One gram is how many calories?
Why do we not need as many proteins?
Proteins aren't used as much for energy.
How many amino acids are essential?
What makes an amino acid essential?
It means the body can't make them.
What is a complete and incomplete protein?
Complete: It contains all nine essential amino acids.
Incomplete: It is missing or very low in one or more essential amino acids.
What are some examples of complete proteins?
Animal sources: meat, fish, poultry, eggs, dairy
Plant Sources: Soy, Quinoa, Hempseed
How is a protein's shape determined?
By the interaction between amino acids.
What happens when a protein is denatured?
The protein can no longer function. It changes the shape of a protein.
What can cause denaturation?
Major temperature changes
What are the protein structures?
Primary, Secondary, Territary, and Quaternary
This is when the amino acids are being put in the right order.
It can look like a corkscrew which is a helix or a pleated sheet. It is formed by hydrogen bonds between amino acids in the peptide chain.
It is the complex 3D shape formed by multiple twists and bends.

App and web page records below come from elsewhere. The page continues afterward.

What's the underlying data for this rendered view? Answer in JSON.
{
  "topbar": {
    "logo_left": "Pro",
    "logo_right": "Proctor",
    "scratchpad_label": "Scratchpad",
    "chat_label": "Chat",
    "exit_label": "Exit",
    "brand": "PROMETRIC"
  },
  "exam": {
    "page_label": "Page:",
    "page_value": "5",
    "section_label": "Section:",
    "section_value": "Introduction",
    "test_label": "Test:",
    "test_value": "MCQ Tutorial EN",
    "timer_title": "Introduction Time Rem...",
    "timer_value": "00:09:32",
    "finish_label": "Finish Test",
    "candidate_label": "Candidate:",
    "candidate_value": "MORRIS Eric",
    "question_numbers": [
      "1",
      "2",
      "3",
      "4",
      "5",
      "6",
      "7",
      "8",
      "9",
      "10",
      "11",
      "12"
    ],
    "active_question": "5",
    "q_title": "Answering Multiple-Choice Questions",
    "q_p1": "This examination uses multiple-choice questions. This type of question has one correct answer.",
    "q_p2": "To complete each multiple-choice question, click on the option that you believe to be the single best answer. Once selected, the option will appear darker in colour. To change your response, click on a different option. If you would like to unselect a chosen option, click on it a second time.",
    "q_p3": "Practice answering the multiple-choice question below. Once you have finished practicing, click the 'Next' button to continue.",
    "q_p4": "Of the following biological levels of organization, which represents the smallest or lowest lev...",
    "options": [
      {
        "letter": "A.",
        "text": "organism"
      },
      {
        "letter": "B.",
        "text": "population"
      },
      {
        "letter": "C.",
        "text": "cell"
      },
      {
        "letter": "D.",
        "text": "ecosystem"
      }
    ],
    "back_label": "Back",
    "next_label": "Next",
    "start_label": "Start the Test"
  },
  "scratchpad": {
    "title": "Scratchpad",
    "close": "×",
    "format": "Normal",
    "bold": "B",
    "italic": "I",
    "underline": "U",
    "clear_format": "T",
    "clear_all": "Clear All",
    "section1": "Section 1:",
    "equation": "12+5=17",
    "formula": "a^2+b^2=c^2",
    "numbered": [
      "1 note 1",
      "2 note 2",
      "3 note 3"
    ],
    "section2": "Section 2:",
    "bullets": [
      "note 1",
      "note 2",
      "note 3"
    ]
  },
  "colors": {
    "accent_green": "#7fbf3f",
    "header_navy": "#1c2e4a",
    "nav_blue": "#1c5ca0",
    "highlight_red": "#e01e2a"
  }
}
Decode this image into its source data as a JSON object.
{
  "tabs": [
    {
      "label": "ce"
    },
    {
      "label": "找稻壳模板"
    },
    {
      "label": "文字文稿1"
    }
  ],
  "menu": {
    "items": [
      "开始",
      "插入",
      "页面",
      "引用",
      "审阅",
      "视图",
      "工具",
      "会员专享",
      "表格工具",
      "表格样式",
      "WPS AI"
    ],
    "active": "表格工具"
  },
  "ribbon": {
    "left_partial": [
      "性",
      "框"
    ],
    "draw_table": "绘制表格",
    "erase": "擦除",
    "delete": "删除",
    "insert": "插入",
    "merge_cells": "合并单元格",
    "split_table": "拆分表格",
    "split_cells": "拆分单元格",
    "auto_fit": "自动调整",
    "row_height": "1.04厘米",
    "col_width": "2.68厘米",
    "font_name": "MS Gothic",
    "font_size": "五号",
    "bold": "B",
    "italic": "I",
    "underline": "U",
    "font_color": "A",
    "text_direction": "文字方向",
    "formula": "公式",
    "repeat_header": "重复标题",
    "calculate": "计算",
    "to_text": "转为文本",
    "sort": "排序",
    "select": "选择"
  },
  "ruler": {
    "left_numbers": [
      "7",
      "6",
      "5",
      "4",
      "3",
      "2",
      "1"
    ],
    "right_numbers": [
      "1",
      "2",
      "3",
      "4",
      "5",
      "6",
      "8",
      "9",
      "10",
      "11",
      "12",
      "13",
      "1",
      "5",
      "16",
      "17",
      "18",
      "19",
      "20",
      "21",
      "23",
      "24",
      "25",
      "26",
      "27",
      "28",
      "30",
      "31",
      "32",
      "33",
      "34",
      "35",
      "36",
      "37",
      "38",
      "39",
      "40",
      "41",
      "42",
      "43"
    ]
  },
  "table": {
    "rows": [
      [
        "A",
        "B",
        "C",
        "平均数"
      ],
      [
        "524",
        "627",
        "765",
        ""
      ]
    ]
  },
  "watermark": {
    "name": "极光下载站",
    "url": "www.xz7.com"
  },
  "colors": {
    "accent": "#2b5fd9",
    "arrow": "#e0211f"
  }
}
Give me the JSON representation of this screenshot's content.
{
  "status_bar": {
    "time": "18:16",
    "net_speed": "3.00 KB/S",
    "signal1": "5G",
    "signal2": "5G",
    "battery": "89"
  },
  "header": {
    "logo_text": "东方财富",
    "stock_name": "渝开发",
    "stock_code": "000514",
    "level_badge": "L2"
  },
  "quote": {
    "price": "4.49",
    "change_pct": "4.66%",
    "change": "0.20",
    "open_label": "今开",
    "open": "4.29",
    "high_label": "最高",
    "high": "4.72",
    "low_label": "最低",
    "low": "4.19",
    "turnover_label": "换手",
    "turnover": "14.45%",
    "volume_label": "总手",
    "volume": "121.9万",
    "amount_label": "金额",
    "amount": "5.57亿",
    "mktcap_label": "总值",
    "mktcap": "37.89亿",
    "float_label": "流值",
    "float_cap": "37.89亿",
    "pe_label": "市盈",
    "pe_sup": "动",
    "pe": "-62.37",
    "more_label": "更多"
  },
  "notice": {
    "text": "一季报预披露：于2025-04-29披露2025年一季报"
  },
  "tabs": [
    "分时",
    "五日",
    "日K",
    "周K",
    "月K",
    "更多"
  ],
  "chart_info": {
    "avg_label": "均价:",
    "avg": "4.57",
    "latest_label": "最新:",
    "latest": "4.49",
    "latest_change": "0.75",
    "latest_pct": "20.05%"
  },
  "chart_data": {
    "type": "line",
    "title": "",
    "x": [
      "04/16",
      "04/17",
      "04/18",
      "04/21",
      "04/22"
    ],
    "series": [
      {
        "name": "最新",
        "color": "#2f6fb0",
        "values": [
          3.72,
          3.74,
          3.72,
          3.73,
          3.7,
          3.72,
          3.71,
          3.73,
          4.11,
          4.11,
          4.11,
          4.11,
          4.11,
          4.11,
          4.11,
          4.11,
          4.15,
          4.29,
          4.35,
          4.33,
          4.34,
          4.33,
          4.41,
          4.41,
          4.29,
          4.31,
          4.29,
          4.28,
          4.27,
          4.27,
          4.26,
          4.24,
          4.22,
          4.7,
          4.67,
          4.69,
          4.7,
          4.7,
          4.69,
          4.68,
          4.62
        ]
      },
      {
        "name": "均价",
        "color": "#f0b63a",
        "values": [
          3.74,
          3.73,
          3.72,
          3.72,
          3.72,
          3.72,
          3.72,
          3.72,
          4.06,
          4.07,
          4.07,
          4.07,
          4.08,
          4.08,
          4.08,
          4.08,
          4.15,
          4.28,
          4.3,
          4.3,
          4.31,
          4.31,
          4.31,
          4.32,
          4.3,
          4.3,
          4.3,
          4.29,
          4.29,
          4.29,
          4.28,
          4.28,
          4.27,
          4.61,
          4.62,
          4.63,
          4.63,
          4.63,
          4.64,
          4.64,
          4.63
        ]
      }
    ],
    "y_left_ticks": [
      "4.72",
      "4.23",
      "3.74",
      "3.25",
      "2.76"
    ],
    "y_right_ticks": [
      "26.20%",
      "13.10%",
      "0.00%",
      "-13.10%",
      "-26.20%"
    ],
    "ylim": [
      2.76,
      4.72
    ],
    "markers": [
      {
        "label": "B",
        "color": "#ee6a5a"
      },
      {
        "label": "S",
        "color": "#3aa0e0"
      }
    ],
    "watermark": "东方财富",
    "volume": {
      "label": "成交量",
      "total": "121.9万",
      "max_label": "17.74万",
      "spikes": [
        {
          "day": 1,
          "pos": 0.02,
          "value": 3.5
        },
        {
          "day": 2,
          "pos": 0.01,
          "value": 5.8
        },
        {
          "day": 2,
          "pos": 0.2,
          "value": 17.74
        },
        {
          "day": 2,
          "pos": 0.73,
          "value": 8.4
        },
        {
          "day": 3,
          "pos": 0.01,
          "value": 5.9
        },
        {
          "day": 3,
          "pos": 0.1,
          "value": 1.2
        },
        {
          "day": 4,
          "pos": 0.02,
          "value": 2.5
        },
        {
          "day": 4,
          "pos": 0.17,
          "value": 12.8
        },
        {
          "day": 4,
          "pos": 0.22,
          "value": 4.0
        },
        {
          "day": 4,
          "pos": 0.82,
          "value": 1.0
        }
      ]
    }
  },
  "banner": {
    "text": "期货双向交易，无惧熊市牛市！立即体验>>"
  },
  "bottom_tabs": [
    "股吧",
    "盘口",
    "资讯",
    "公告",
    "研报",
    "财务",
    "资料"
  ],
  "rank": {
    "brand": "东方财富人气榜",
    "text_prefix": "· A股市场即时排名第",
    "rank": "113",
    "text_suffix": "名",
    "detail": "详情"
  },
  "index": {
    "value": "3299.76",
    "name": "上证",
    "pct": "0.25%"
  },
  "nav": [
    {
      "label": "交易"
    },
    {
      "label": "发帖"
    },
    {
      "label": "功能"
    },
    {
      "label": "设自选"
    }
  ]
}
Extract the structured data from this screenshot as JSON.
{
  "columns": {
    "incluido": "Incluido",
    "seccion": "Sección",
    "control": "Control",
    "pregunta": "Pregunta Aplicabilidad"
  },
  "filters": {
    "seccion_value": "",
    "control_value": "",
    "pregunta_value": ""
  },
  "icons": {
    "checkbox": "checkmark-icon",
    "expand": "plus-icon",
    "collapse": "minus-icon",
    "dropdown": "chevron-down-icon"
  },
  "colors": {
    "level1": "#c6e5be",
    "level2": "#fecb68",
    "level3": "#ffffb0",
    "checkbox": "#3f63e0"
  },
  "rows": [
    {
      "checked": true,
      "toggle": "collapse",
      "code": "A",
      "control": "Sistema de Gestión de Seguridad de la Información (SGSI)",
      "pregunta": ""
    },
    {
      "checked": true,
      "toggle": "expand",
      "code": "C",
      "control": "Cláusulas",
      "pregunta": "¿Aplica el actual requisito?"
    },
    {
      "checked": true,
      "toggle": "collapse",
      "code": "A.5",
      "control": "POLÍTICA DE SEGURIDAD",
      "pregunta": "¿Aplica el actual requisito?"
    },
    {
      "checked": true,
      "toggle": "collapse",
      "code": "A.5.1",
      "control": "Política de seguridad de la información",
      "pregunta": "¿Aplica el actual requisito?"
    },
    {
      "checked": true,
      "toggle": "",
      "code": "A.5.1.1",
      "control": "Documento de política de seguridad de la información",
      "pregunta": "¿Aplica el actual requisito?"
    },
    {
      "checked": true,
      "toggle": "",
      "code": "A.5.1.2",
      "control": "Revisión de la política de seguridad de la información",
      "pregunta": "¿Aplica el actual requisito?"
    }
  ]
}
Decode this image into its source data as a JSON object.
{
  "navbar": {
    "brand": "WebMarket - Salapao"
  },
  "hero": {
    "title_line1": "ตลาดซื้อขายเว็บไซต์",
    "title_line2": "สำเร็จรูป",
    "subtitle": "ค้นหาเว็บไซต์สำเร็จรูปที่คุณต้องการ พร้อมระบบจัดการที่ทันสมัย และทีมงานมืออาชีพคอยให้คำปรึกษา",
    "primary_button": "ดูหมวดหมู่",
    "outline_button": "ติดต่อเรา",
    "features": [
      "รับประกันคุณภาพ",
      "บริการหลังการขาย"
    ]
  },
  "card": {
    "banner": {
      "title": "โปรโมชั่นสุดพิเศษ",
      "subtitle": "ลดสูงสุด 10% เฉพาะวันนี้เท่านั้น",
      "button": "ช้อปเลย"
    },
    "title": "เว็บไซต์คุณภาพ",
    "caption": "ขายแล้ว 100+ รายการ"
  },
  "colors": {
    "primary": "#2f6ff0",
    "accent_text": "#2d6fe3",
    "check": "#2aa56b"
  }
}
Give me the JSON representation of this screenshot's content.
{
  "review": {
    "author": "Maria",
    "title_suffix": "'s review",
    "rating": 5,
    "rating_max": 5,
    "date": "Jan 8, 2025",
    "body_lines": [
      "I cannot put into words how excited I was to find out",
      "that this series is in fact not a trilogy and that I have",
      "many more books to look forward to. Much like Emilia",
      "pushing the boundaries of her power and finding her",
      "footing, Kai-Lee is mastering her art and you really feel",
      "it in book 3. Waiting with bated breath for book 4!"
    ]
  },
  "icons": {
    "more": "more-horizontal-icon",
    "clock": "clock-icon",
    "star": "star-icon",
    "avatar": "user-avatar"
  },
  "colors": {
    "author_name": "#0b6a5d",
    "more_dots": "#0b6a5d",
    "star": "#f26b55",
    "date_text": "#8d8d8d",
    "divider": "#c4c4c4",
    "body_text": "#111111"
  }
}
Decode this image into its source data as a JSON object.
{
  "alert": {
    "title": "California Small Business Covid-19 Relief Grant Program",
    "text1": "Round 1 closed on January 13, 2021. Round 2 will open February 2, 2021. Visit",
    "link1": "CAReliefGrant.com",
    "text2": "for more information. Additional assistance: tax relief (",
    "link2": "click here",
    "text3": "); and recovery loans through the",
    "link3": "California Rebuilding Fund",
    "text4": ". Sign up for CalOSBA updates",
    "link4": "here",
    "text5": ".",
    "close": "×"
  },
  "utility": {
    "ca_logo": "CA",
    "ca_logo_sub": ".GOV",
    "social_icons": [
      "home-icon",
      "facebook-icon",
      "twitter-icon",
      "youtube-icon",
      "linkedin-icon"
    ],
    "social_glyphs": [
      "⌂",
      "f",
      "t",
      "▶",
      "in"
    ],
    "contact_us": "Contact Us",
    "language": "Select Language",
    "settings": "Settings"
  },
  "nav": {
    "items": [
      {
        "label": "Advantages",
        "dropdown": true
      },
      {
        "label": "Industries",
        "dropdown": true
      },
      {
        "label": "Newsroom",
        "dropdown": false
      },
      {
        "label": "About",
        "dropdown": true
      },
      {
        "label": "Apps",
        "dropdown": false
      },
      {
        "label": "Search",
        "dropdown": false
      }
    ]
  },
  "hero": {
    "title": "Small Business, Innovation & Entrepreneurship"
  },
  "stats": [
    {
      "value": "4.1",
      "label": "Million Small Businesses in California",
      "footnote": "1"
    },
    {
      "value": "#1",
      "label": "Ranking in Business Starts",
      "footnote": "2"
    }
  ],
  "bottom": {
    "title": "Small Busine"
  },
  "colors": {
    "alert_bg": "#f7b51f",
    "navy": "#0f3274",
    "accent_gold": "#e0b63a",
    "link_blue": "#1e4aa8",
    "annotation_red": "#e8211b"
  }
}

It is the final shape. It has two or more polypeptide chains bonded together.
What are some examples of various types of proteins?
What do enzymes do?
They are catalysts to chemical reactions.
What are nucleic acids?
They are polymers composed of nucleotide monomers.
What are examples of nucleic acids?
DNA and RNA
What are DNA and RNA composed of?
Phosphate, Sugar, and Bases
What are the atoms in nucleotides?
Carbon, Hydrogen, Oxygen, Nitrogen, and Phosphorous.
What three parts are a nucleotide made of?
A sugar: deoxyribose or ribose
A phosphate group
A nitrogenous base-Adenine, Thymine, Cytosine, and Guanine.
What form does two DNA strands make?
What are properties of RNA?
Single stranded molecule
Uracil in place of Thymine
Instructions for building proteins
Bio ch3, ch7,ch13,ch14
College Anatomy & Physiology: Chapter 2 - Biochemistry Review
Ch.11: DNA Biology
Ch.9: Cell Division-Meiosis
Inside the Cell: Ch.4
Chemistry: Ch. 2
Ch. 5: The Dynamic Cell